French Vogue has us all asking the question that’s on literally no-one-healthy’s lips, is a 10-year-old too young for turning on daddies and making mummies jealous enough to want to buy couture (which is in this case, frankly, just a sleeping vest, shapeless silk drapery and those hooker shoes like I used to have)?

Unsurprisingly, many commentators are eager to show that they can be ‘cutting edge’ enough to keep pace with such ‘progress’. Readers on the arbitrarily selected Canada.com (the first place I looked) say:

Am I the only person who doesn’t see anything wrong with this? If I were their mom, I’d be happy to have the money. (Abigail Weinberg). [Because selling your child's body for money is merely a matter of economics, Abigail. Kudos.]

French Vogue’s racy child models: Creepy in a good way, I think. (Creeperjess)

Of course, moral issues are not about finding a new way (and being the first to pat yourself on the back for being able to stomach it). Ethics is about finding the right way. Ethics exists to chastise progress when the new becomes dangerous.

Pushing boundaries can be good and necessary, and some ‘moral’ traditions are merely dressed-up prejudices. Some of these do need to make way for progress. In our own country, it was considered immoral (and criminal!) for ‘whites’ and ‘blacks’ to marry. Fortunately such laws have been exposed for the evils that they are. In our age, the moral rules of the past with regard to sexuality have been disputed and changed, and so Vogue presumably sees itself as taking part in this process. Fashion currently adores androgyny and is getting its kicks casting pretty men in women’s modelling roles, a practice so cutting edge that it was first tried only as recently as the Ancient Greeks! If it’s open season on gender boundaries, why not push at age boundaries too?

Unless anyone wishes to discuss the matter from first principles, we can agree (at bare minimum) that sexual activity belongs between consenting adults.
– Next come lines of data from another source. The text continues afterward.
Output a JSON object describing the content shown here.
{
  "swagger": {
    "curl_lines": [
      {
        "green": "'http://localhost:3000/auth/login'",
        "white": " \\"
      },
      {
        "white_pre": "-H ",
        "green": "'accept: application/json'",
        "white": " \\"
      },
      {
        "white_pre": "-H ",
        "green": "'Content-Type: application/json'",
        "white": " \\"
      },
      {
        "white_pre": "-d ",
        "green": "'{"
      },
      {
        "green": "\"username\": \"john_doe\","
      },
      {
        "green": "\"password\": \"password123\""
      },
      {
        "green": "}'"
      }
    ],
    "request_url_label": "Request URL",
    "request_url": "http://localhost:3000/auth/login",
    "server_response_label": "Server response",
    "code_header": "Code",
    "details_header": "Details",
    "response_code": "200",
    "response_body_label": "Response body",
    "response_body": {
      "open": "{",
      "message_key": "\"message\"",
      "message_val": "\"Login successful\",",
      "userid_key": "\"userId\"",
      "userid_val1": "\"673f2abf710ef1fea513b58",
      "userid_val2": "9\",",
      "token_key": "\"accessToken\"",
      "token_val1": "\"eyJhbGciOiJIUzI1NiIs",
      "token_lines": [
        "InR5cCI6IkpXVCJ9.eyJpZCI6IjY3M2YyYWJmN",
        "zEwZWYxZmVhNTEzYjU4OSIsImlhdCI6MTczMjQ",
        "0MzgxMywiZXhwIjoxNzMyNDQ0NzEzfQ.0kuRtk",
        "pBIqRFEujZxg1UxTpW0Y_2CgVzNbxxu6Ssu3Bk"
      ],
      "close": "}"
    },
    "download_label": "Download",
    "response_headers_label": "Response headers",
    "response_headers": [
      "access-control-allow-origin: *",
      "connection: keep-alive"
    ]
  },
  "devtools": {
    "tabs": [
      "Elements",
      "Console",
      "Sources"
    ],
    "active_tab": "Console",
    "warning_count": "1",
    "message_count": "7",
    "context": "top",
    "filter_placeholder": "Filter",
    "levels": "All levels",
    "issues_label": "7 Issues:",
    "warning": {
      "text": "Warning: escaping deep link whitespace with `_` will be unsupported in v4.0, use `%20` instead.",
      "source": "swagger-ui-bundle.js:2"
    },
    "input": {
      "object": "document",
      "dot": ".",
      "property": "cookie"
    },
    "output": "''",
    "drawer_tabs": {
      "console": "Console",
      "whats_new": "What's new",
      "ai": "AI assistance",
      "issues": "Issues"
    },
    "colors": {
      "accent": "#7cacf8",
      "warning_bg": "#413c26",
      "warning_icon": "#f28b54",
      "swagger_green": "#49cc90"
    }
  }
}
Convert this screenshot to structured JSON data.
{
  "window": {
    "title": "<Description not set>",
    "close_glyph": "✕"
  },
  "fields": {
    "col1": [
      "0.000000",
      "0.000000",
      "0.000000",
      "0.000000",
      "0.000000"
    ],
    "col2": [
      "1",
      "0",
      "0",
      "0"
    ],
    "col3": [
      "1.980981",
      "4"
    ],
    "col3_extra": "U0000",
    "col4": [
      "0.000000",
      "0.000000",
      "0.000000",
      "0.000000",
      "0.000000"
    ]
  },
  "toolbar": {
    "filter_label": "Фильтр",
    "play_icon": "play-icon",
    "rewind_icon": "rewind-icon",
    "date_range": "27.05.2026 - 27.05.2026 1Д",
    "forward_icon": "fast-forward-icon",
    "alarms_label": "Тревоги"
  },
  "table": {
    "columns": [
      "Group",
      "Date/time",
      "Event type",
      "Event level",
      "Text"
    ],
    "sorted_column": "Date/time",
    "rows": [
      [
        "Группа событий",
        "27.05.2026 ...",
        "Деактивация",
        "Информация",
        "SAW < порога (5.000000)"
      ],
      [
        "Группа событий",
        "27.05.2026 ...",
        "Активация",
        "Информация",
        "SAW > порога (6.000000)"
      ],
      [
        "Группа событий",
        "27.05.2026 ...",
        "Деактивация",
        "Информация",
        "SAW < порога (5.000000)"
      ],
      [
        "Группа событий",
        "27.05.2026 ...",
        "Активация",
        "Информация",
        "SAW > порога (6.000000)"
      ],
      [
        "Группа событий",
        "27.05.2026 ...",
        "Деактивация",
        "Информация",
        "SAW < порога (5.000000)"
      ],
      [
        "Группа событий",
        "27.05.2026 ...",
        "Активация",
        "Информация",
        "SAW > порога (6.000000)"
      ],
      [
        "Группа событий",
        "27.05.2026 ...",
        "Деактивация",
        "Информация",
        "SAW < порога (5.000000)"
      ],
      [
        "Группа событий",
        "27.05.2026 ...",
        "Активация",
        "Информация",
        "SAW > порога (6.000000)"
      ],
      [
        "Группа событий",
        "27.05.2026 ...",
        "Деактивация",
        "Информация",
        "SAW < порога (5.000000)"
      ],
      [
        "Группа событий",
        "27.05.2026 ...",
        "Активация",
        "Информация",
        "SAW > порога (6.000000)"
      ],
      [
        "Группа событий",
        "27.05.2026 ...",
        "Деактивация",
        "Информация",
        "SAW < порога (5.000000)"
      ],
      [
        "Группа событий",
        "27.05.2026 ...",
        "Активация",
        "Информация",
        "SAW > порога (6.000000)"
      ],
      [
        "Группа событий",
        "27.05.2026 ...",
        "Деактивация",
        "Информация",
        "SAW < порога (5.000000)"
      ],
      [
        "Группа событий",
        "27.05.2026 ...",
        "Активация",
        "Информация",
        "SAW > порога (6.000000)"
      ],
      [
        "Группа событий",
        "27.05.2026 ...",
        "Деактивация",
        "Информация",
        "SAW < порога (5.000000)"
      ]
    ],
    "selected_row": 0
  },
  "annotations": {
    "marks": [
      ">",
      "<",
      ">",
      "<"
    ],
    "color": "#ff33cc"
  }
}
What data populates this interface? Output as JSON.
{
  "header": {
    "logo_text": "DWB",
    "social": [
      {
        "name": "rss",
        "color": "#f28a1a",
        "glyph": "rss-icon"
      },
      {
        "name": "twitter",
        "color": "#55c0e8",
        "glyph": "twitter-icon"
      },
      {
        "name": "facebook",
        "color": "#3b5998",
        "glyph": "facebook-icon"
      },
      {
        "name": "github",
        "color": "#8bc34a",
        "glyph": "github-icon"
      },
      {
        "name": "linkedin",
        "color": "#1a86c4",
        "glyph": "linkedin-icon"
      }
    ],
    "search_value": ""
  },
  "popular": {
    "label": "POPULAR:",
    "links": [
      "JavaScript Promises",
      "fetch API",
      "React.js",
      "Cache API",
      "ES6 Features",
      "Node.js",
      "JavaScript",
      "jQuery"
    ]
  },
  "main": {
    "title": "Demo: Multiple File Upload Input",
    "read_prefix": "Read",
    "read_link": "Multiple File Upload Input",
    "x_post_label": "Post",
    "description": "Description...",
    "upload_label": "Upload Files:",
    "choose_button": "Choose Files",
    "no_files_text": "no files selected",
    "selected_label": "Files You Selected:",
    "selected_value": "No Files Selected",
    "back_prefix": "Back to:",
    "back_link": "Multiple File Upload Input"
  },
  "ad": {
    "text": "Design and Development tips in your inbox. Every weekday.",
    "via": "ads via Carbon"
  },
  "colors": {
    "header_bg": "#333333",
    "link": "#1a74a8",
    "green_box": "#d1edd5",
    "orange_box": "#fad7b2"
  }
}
Children do not have the level of maturity to understand what is involved in it. We also freely recognise that an adult’s sexual interest in children is an aberration.

What Vogue has done (as with the very clever transvestite trick) is to deliver the expected scene with an unexpected subject. So where we were expecting to find a sexy woman getting paid for the magazine to use her body, we now have a ‘sexy’ child in her place. The effect is to prime us for sexually interesting imagery, only to transfer that interest onto a child. Perhaps they were hoping that this would startle us into recognising (men) that the way in which we normally approach fashion models is also unhealthy, and (women) being jealous of fashion model figures is exactly this ridiculous. I’m guessing they were as interested as they usually are in integrity, and thought that provoking paedophilia was an effective way to get attention and sell magazines. Isn’t this the point at which ethical principles are supposed to intervene to avert danger?